I have listened, over the years, to many people who have contacted to discuss whether they should discontinue life-sustaining treatment for a person when they are the Power of Attorney for Personal Care.
These are never easy discussions. In these circumstances I will listen to the concerns of the decision maker and ask questions to help them assess what the person would have wanted if they were capable of making the decision or discuss what is the best decision. I only discuss the issues, people have to make decisions for themselves.
Michelle Butterfield, reported for Global News on a 69-year-old Florida woman who came out of coma, related to COVID-19, on the same day as the family had agreed to remove her from life-support.
Bettina Lerman’s family had already made funeral arrangements and had picked out a casket and headstone for the 69-year-old woman. They were preparing to say goodbye after doctors said it didn’t look like she would ever wake up.
“We had a family meeting with the hospital because my mother wasn’t waking up. No matter what they (did), they couldn’t get her to wake up,” Andrew Lerman, Bettina’s son, told CNN. “They said that her lungs are completely destroyed.

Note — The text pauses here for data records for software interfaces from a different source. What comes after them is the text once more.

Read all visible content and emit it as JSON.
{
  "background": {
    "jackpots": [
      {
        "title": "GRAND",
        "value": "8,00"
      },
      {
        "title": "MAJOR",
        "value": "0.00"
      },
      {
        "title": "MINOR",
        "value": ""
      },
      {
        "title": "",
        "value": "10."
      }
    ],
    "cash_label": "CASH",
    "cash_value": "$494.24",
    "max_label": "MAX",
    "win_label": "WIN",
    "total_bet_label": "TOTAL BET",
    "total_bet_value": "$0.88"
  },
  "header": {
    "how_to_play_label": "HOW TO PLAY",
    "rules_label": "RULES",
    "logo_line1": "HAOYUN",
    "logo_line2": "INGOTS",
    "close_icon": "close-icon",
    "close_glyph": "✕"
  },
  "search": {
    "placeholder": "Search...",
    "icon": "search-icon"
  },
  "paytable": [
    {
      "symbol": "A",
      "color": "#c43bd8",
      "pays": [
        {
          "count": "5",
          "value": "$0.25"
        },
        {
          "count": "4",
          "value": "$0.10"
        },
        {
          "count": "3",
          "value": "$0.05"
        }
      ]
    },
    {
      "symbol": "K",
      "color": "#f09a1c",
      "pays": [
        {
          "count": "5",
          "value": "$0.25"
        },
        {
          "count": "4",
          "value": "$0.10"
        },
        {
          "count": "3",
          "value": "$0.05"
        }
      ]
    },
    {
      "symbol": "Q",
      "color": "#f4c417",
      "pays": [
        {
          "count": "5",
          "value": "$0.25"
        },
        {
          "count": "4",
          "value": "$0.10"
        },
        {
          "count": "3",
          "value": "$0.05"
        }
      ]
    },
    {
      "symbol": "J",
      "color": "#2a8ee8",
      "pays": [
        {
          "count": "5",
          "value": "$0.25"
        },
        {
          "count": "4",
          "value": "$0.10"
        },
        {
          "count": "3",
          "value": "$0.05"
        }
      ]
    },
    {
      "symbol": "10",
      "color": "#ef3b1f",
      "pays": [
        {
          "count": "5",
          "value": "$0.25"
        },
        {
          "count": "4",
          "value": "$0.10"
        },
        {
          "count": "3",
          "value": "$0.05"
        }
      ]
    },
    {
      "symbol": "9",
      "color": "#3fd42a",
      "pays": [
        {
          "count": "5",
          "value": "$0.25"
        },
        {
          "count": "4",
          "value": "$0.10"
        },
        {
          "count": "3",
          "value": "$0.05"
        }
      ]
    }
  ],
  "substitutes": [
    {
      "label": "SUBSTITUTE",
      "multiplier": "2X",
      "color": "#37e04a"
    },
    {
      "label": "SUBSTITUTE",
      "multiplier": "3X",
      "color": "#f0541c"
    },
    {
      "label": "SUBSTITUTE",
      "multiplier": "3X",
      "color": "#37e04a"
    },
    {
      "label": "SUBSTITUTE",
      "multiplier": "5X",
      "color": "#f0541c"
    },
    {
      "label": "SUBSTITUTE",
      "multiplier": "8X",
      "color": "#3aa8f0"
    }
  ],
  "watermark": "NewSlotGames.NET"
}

There’s irreversible damage — that it’s just not going to happen.”
The family was picking up her headstone on Oct. 29 when they received a call from the hospital.
“There’s nothing wrong. Your mother woke up,” the doctor told Andrew, more than four weeks after she was first placed on the ventilator.
Medical professionals are not always right and sometimes a person needs a little more time to awaken.
For instance, a few years ago, a close family member had a profound heart attack. Doctors urged her husband to withdraw life-sustaining treatment, telling him that she would not likely come out of coma, and if she did she would never be the same.
Her husband insisted on continuing treatment. She not only came out of coma but she fully recovered and remains healthy today.
I am not suggesting that recovery is always possible, but patience and time can save lives.
Editor’s note. This appeared on Mr. Schadenberg’s blog and is reposted with permission.